Heel spurs, medically known as “calcaneal spurs,” are bony outgrowths that form on the underside of the heel bone (calcaneus). They are often associated with the inflammation of the plantar fascia, a thick band of tissue that connects the heel bone to the front of the foot and supports the arch of the foot. While heel spurs themselves might not cause pain, they are often linked to a condition called plantar fasciitis, which involves inflammation and pain in the plantar fascia.
Heel spurs develop as a result of ongoing stress and tension on the plantar fascia where it attaches to the heel bone. This stress can cause the body to respond by forming extra bone in the area, leading to the development of a spur. Contrary to popular belief, heel spurs themselves are not usually the primary source of pain, but rather the inflammation of the surrounding tissue, such as the plantar fascia, is what causes discomfort.
Symptoms of heel spurs and plantar fasciitis may include:
- Sharp pain at the bottom of the heel, often worse in the morning or after periods of rest.
- Pain that improves with movement and activity but worsens with prolonged standing or walking.
- Tenderness and swelling in the heel area.
- Discomfort that may extend into the arch of the foot.
Diagnosis of heel spurs and plantar fasciitis typically involves a physical examination, review of medical history, and sometimes imaging tests such as X-rays or ultrasound to confirm the presence of a spur and assess the extent of inflammation.
Treatment for heel spurs and plantar fasciitis often includes a combination of conservative measures:
- Rest: Avoid activities that exacerbate the pain and give the affected foot time to heal.
- Orthotics: Using supportive shoe inserts or custom orthotics can help redistribute pressure on the foot and provide arch support.
- Footwear Modification: Wearing shoes with cushioning and proper arch support can help alleviate discomfort.
- Stretching Exercises: Stretching the calf muscles and the plantar fascia can help improve flexibility and relieve tension.
- Ice: Applying ice to the affected area can help reduce inflammation and pain.
- Physical Therapy: A physical therapist can guide you through exercises to strengthen the foot muscles and improve foot mechanics.
- Pain Relief: Over-the-counter pain relievers or anti-inflammatory medications can provide temporary relief from pain and inflammation.
- Corticosteroid Injections: In some cases, a healthcare provider may recommend corticosteroid injections to reduce inflammation and provide short-term relief.

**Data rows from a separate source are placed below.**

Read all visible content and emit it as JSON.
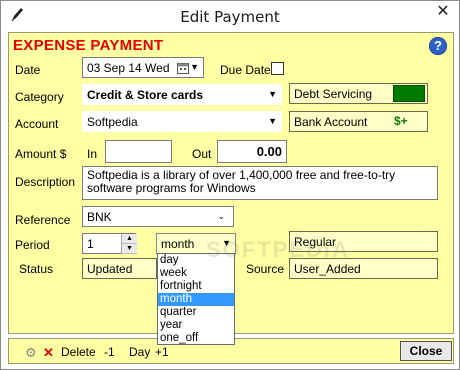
{
  "window": {
    "title": "Edit Payment",
    "close_glyph": "✕"
  },
  "header": {
    "heading": "EXPENSE PAYMENT",
    "help_glyph": "?"
  },
  "date": {
    "label": "Date",
    "value": "03 Sep 14 Wed",
    "due_label": "Due Date"
  },
  "category": {
    "label": "Category",
    "value": "Credit & Store cards",
    "group": "Debt Servicing"
  },
  "account": {
    "label": "Account",
    "value": "Softpedia",
    "linked": "Bank Account",
    "icon_text": "$+"
  },
  "amount": {
    "label": "Amount $",
    "in_label": "In",
    "in_value": "",
    "out_label": "Out",
    "out_value": "0.00"
  },
  "description": {
    "label": "Description",
    "value": "Softpedia is a library of over 1,400,000 free and free-to-try software programs for Windows"
  },
  "reference": {
    "label": "Reference",
    "value": "BNK"
  },
  "period": {
    "label": "Period",
    "count": "1",
    "unit": "month",
    "schedule": "Regular",
    "options": [
      "day",
      "week",
      "fortnight",
      "month",
      "quarter",
      "year",
      "one_off"
    ],
    "selected": "month"
  },
  "status": {
    "label": "Status",
    "value": "Updated",
    "source_label": "Source",
    "source_value": "User_Added"
  },
  "bottom": {
    "delete_label": "Delete",
    "minus_label": "-1",
    "day_label": "Day",
    "plus_label": "+1",
    "close_label": "Close"
  },
  "watermark": "SOFTPEDIA",
  "colors": {
    "panel": "#ffffa3",
    "heading": "#e60000",
    "status_green": "#007a00",
    "highlight": "#3399ff"
  }
}
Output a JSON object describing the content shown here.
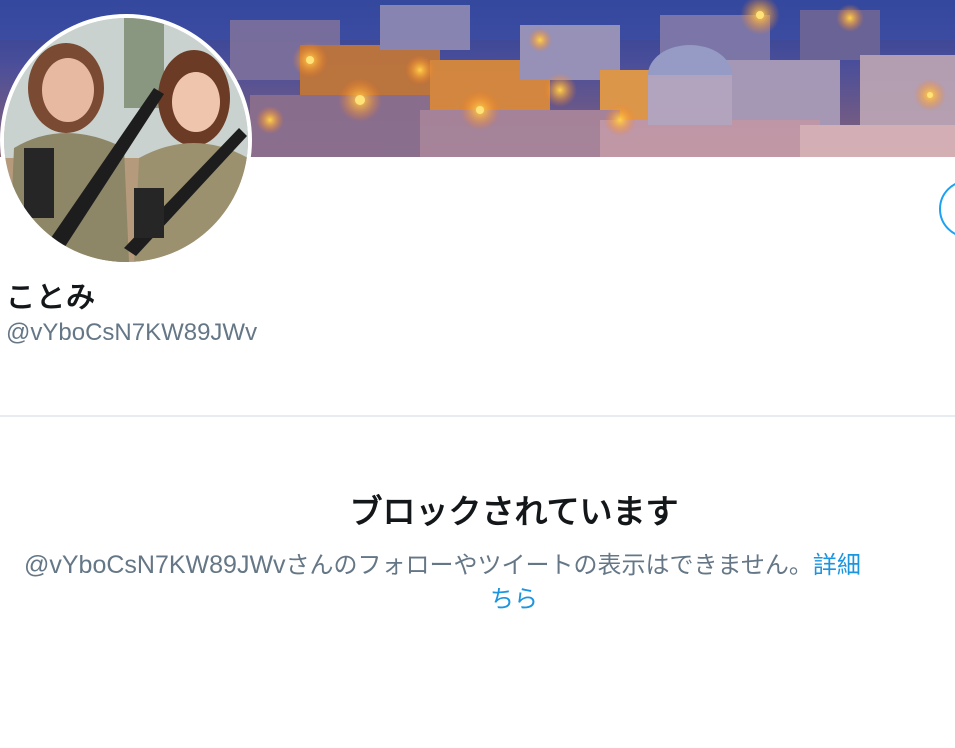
{
  "profile": {
    "display_name": "ことみ",
    "handle": "@vYboCsN7KW89JWv"
  },
  "blocked": {
    "title": "ブロックされています",
    "handle": "@vYboCsN7KW89JWv",
    "message": "さんのフォローやツイートの表示はできません。",
    "learn_more_part1": "詳細",
    "learn_more_part2": "ちら"
  },
  "colors": {
    "accent": "#1da1f2",
    "link": "#1b95e0",
    "text_primary": "#14171a",
    "text_secondary": "#657786",
    "divider": "#e6ecf0"
  },
  "icons": {
    "banner": "night-village-photo",
    "avatar": "profile-photo"
  }
}
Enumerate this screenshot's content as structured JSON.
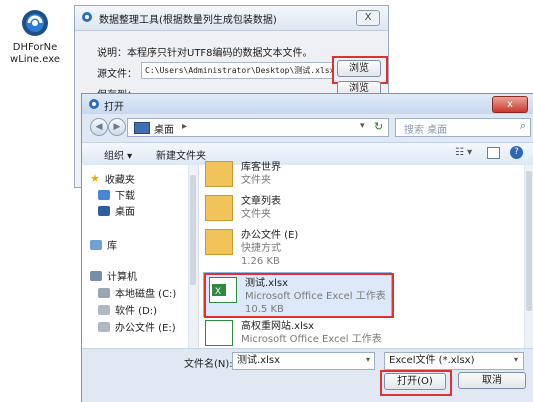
{
  "desktop_icon": {
    "label_line1": "DHForNe",
    "label_line2": "wLine.exe"
  },
  "tool_dialog": {
    "title": "数据整理工具(根据数量列生成包装数据)",
    "close_label": "X",
    "description": "说明：本程序只针对UTF8编码的数据文本文件。",
    "source_label": "源文件：",
    "source_value": "C:\\Users\\Administrator\\Desktop\\测试.xlsx",
    "save_label": "保存到：",
    "browse1": "浏览",
    "browse2": "浏览"
  },
  "open_dialog": {
    "title": "打开",
    "close_label": "x",
    "address": "桌面",
    "address_arrow": "▸",
    "search_placeholder": "搜索 桌面",
    "toolbar": {
      "organize": "组织 ▾",
      "new_folder": "新建文件夹"
    },
    "sidebar": [
      {
        "label": "收藏夹"
      },
      {
        "label": "下载"
      },
      {
        "label": "桌面"
      },
      {
        "label": "库"
      },
      {
        "label": "计算机"
      },
      {
        "label": "本地磁盘 (C:)"
      },
      {
        "label": "软件 (D:)"
      },
      {
        "label": "办公文件 (E:)"
      }
    ],
    "files": [
      {
        "name": "库客世界",
        "type": "文件夹",
        "size": ""
      },
      {
        "name": "文章列表",
        "type": "文件夹",
        "size": ""
      },
      {
        "name": "办公文件 (E)",
        "type": "快捷方式",
        "size": "1.26 KB"
      },
      {
        "name": "测试.xlsx",
        "type": "Microsoft Office Excel 工作表",
        "size": "10.5 KB"
      },
      {
        "name": "高权重网站.xlsx",
        "type": "Microsoft Office Excel 工作表",
        "size": ""
      }
    ],
    "filename_label": "文件名(N):",
    "filename_value": "测试.xlsx",
    "filetype_value": "Excel文件 (*.xlsx)",
    "open_button": "打开(O)",
    "cancel_button": "取消"
  }
}
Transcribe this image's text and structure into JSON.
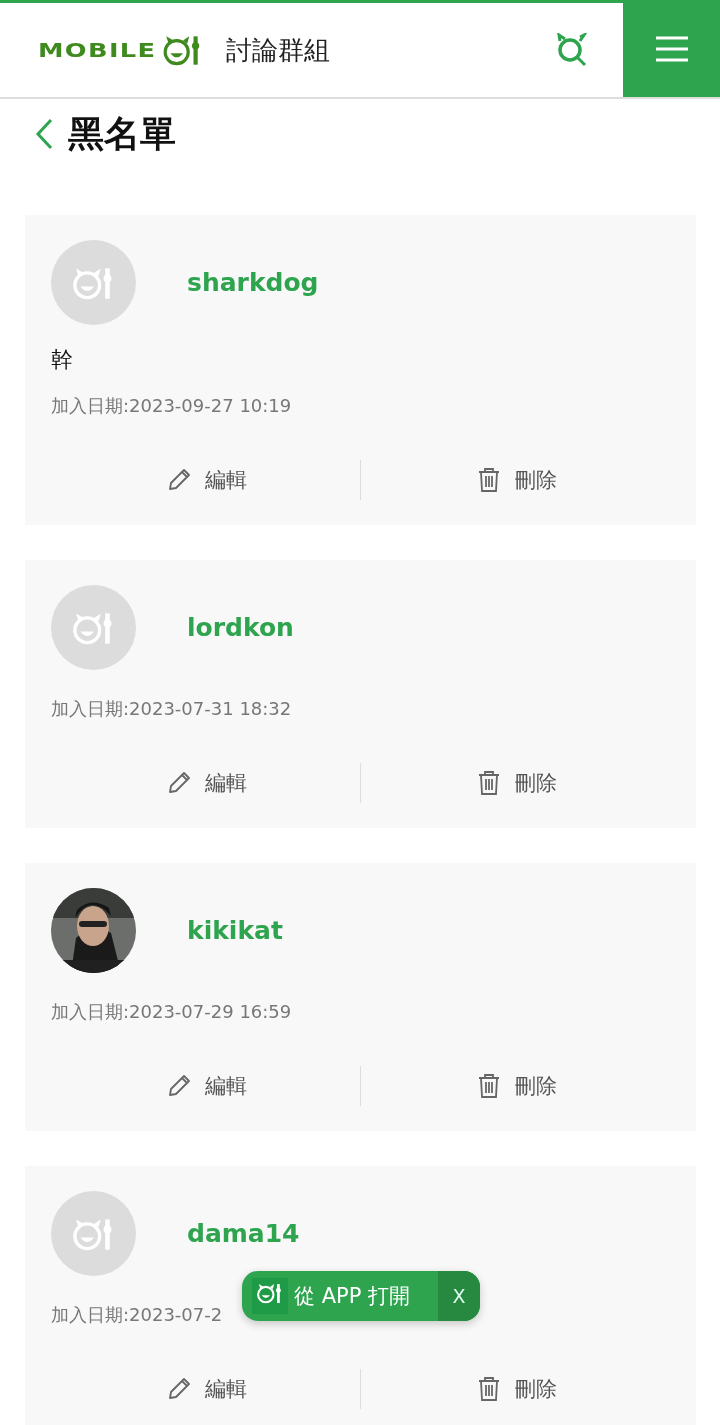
{
  "header": {
    "logo_text": "MOBILE",
    "section": "討論群組"
  },
  "page": {
    "title": "黑名單"
  },
  "entries": [
    {
      "username": "sharkdog",
      "avatar": {
        "kind": "default"
      },
      "note": "幹",
      "date": "加入日期:2023-09-27 10:19",
      "actions": [
        "編輯",
        "刪除"
      ]
    },
    {
      "username": "lordkon",
      "avatar": {
        "kind": "default"
      },
      "date": "加入日期:2023-07-31 18:32",
      "actions": [
        "編輯",
        "刪除"
      ]
    },
    {
      "username": "kikikat",
      "date": "加入日期:2023-07-29 16:59",
      "actions": [
        "編輯",
        "刪除"
      ]
    },
    {
      "username": "dama14",
      "avatar": {
        "kind": "default"
      },
      "date": "加入日期:2023-07-2",
      "actions": [
        "編輯",
        "刪除"
      ]
    }
  ],
  "open_app_toast": {
    "label": "從 APP 打開",
    "close": "X"
  }
}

Surgery to remove the heel spur is rarely necessary and is typically considered only if conservative treatments do not provide relief.
If you suspect you have heel spurs or plantar fasciitis, consulting a healthcare professional is recommended for an accurate diagnosis and appropriate treatment plan tailored to your specific condition.